After 40 years of being steeped in the hyper-realistic world of commercial photography, creating ads and producing product catalogs, I now find it difficult to shift gears and create art that is painterly. I often start with the goal of making my paintings more expressive, even impressionistic, but as my art develops I keep adding more detail. Before I know it realism takes over.
For years I’ve painted with soft pastels, and to this day I’m drawn to the tactile pleasure of scumbling a pastel across paper. Not only does it look good, it feels good. At some point I wanted to create the illusion of “it’s snowing” in a painting and in the process came across a little known technique called dusting. It is a method of crumbling pastels particles onto a painting then pressing them in place. The technique can only be described as serendipitous. You never know what you will get. For a period it became an excellent technique for me to balance my realistic side and be more painterly and expressive.

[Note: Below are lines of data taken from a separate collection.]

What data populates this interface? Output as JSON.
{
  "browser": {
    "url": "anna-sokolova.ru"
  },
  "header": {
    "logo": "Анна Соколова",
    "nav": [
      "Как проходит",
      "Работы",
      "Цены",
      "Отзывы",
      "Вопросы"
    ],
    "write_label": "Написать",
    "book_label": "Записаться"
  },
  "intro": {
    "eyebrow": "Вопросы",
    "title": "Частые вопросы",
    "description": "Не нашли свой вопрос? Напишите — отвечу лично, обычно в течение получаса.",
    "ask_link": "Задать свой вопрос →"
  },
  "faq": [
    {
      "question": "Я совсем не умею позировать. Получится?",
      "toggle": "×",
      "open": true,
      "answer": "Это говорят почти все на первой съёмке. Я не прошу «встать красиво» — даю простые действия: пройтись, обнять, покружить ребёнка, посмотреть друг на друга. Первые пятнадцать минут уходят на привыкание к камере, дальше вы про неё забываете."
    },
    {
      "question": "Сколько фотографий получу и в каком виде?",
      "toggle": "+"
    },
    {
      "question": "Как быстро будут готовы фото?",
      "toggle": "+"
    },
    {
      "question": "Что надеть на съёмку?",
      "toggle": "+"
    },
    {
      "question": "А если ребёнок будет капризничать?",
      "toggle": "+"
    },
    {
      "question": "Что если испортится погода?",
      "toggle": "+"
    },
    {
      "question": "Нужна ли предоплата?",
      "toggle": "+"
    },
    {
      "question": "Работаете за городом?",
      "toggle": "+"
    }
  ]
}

About three years ago I felt I wanted to make a change in my approach to art. Despite being the president of a St. Louis pastel group (Gateway Pastel Artists) I decided to quit pastels “cold turkey” and devote one year to teach myself how to paint with oils and acrylics. The year has stretched into three and I love what I’m doing. The only downside is that the realistic side of my brain wins out more often over my urge to be painterly.
One of the things I loved best as a professional photographer was variety in my work. No two assignments were alike. Every project would have its own creative and technical issues and special needs. As soon as I completed one assignment, I was faced with new challenges on the next project. I’m addicted to variety and it has carried through to my art. Consequently, the subject matter of my art is all over the place. I like to paint still-lifes, landscapes, people and recently, my focus has shifted to cityscapes, nocturnes and dramatic weather situations.
Living in St. Louis, I have a unique opportunity. We are the city with the Great Big Arch (officially it is called the Jefferson National Expansion Memorial National Park). It is a timeless sculpture (designed by architect Eero Saarinen over 60 years ago) on a gigantic scale with the mighty Mississippi River as its reflecting pool. The Arch has a strong influence on my photography, and it will be a major subject in my future paintings. Right now Realism is the stronger influence, but time will tell.